  3. Youth can then read the compliments on their time while waiting for the group to start or at the end of a meeting.

The important point to emphasize with compliments is the benefit of offering quality praise instead of generic phrases like, "I like your hair today." Sincere compliments focus on:

  • Personality traits
  • Personal qualities
  • Achievements
  • Specific details

8. Gratitude Journal

A positive attitude and outlook go a long way when fulfilling the role of a leader. Gratitude journals are a simple way to look for the silver lining in life. Taking a moment to reflect on the day's events and their impact on you brings positivity to every day.

Each student will need a notebook or journal to keep at home for this activity. Ask participants to write five things they are grateful for each day. At first, this may seem difficult for some people. As the days go on and a person's mentality changes the task will become easier. Youth can keep the journal private or share a few items from their list. Either way, the exercise will help youth gain a positive outlook on their life.

9. Shared Calendar

Organization and planning skills are essential for leading a team to success. One simple way to practice these skills is by creating a shared calendar. This activity can be done within:

  • Sports teams
  • Clubs/Groups
  • Friendship circles

The goal of a shared calendar is to create one calendar that houses all the information about when different things will happen for the group. You can include practice schedules, regular meetings, deadlines, holidays and community events. Any event or deadline that affects the entire group should be added to the calendar.

  1. Buy or print a calendar that spans the entire year.
  2. Delegate different types of entries to each group member. For example, one person might be in charge of gathering the community calendar from your town while another works out the timeline for a group project.
  3. All entries are then written on the calendar. You can color code them if you find that to be helpful.

Once the calendar is complete, each group member receives a copy. The process of creating the calendar requires organization and planning. The end result helps keep the entire group informed and organized.

10. Community Mentors

Youth learn through modeling from adults. Requesting the help of successful leaders in your community gives youth real-world examples of what leadership looks like. Using local leaders also gives youth the opportunity to seek out mentors easily. Community leaders can give lectures to the group, offer job-shadowing and internship opportunities, or be paired with an individuals for one-on-one mentorship. Find community mentors by looking at:

  • Local politicians
  • People in management positions
  • Educators
  • Public servants
  • Medical professionals
  • Town/village board and committee members
  • Church leaders

Shaping the Future

The youth of today are the leaders of the future world.
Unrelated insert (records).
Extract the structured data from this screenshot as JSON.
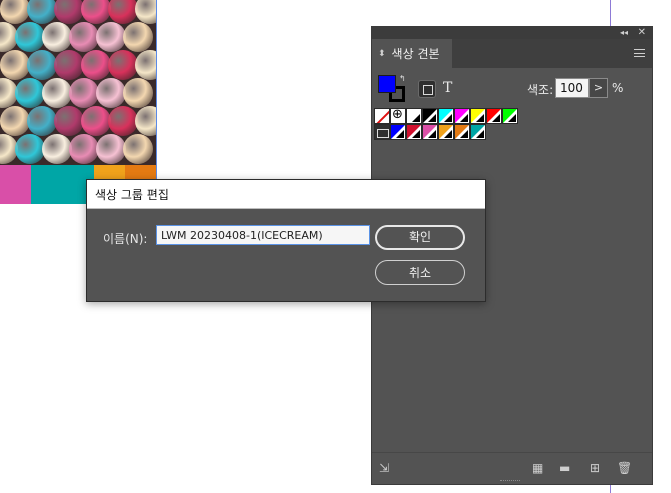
{
  "panel": {
    "tab_label": "색상 견본",
    "tint_label": "색조:",
    "tint_value": "100",
    "tint_arrow": ">",
    "tint_unit": "%",
    "text_toggle": "T",
    "fill_color": "#0000ff",
    "stroke_color": "#000000",
    "swatch_rows": [
      [
        {
          "name": "none-swatch",
          "type": "none"
        },
        {
          "name": "registration-swatch",
          "type": "registration"
        },
        {
          "name": "paper-swatch",
          "color": "#ffffff"
        },
        {
          "name": "black-swatch",
          "color": "#000000"
        },
        {
          "name": "cyan-swatch",
          "color": "#00ffff"
        },
        {
          "name": "magenta-swatch",
          "color": "#ff00ff"
        },
        {
          "name": "yellow-swatch",
          "color": "#ffff00"
        },
        {
          "name": "red-swatch",
          "color": "#ff0000"
        },
        {
          "name": "green-swatch",
          "color": "#00ff00"
        }
      ],
      [
        {
          "name": "color-group-folder",
          "type": "folder"
        },
        {
          "name": "blue-swatch",
          "color": "#0000ff"
        },
        {
          "name": "crimson-swatch",
          "color": "#d1102e"
        },
        {
          "name": "pink-swatch",
          "color": "#dc4fa7"
        },
        {
          "name": "orange-swatch",
          "color": "#f0a21b"
        },
        {
          "name": "dark-orange-swatch",
          "color": "#e47a12"
        },
        {
          "name": "teal-swatch",
          "color": "#00a6a6"
        }
      ]
    ]
  },
  "dialog": {
    "title": "색상 그룹 편집",
    "name_label": "이름(N):",
    "name_value": "LWM 20230408-1(ICECREAM)",
    "ok_label": "확인",
    "cancel_label": "취소"
  },
  "document": {
    "stripe_colors": [
      "#d94fa8",
      "#00a6a6",
      "#00a6a6",
      "#f0a21b",
      "#e47a12"
    ]
  }
}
Providing varied experiences and shaping leadership qualities in young people will help prepare them for adulthood. Youth leadership training can be a valuable experience for any young leader.

Youth Leadership Training Ideas